▶ _Try it_
Every line with the string "JSON" should be copied from the data.

□ □ □ □ □

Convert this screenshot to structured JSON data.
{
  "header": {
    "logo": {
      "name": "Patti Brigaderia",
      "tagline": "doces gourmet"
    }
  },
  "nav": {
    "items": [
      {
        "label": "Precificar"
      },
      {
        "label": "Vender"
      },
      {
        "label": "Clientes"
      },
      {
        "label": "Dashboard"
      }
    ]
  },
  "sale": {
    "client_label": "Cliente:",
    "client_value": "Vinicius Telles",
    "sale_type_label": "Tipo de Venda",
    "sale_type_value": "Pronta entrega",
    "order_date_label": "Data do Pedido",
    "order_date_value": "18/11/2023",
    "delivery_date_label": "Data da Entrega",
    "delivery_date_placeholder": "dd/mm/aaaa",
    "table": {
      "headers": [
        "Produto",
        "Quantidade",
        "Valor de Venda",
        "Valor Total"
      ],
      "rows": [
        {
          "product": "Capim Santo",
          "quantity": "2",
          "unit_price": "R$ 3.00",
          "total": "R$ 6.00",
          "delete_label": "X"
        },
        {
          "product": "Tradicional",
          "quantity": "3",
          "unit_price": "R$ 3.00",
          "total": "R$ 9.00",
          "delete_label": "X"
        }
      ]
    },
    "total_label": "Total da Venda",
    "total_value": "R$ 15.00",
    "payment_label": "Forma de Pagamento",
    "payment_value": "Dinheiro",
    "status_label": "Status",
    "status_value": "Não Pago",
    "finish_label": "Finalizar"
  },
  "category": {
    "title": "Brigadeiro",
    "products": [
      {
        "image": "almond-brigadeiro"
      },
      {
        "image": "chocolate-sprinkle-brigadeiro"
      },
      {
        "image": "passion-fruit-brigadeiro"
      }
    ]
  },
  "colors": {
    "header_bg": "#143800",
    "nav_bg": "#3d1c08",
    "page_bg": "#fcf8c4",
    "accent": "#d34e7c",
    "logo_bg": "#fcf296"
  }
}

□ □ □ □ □

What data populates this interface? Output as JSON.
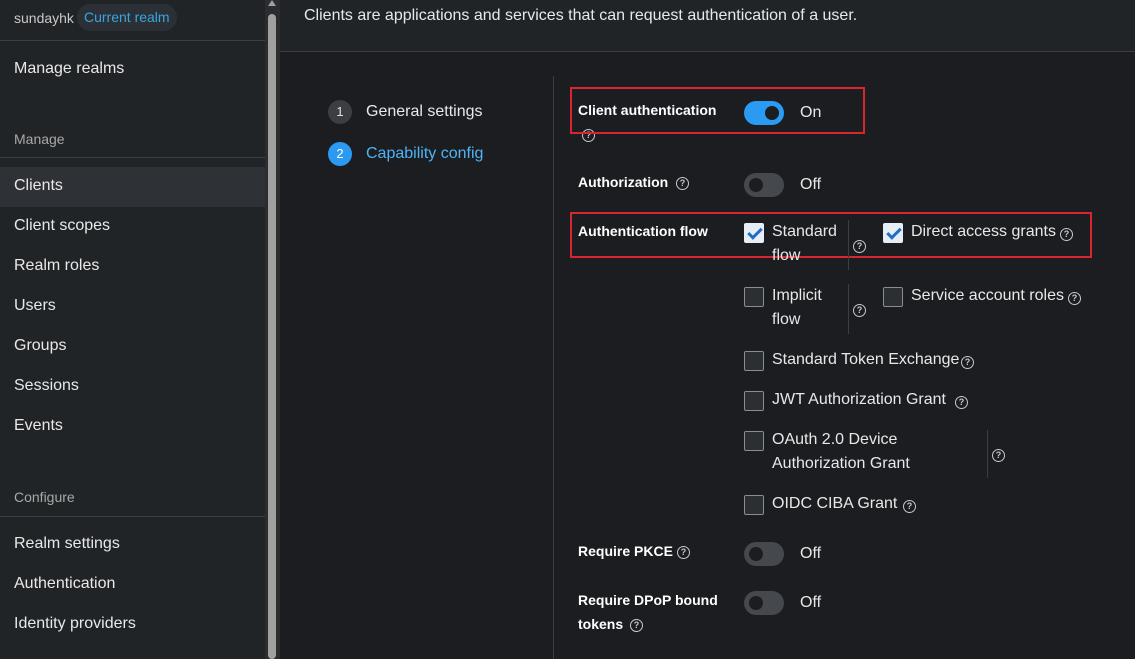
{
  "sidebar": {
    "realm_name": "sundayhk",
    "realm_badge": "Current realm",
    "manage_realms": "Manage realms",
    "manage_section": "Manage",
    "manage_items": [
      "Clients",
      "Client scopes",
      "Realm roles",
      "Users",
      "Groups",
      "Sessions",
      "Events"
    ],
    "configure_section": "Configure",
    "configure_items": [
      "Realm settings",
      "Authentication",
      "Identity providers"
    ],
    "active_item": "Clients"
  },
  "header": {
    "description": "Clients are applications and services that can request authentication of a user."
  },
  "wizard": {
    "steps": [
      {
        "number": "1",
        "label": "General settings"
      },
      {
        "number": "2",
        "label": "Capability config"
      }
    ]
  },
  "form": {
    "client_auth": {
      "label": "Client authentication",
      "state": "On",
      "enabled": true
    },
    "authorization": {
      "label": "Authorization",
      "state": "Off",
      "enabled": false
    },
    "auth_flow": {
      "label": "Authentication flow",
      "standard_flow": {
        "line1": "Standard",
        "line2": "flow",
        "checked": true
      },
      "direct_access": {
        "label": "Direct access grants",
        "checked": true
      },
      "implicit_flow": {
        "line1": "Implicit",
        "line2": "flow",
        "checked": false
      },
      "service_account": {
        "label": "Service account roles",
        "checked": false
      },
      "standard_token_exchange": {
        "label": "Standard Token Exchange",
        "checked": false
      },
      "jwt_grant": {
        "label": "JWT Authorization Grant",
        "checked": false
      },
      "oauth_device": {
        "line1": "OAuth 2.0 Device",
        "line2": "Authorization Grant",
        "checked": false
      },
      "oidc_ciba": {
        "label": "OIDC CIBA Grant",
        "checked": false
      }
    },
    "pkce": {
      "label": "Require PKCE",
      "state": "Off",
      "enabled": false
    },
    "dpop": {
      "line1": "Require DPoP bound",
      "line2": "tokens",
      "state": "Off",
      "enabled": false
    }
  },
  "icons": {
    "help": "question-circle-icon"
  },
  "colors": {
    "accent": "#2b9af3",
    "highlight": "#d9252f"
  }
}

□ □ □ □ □

▶ _Completed exercise_
Convert this screenshot to structured JSON data.
What data populates this interface? Output as JSON.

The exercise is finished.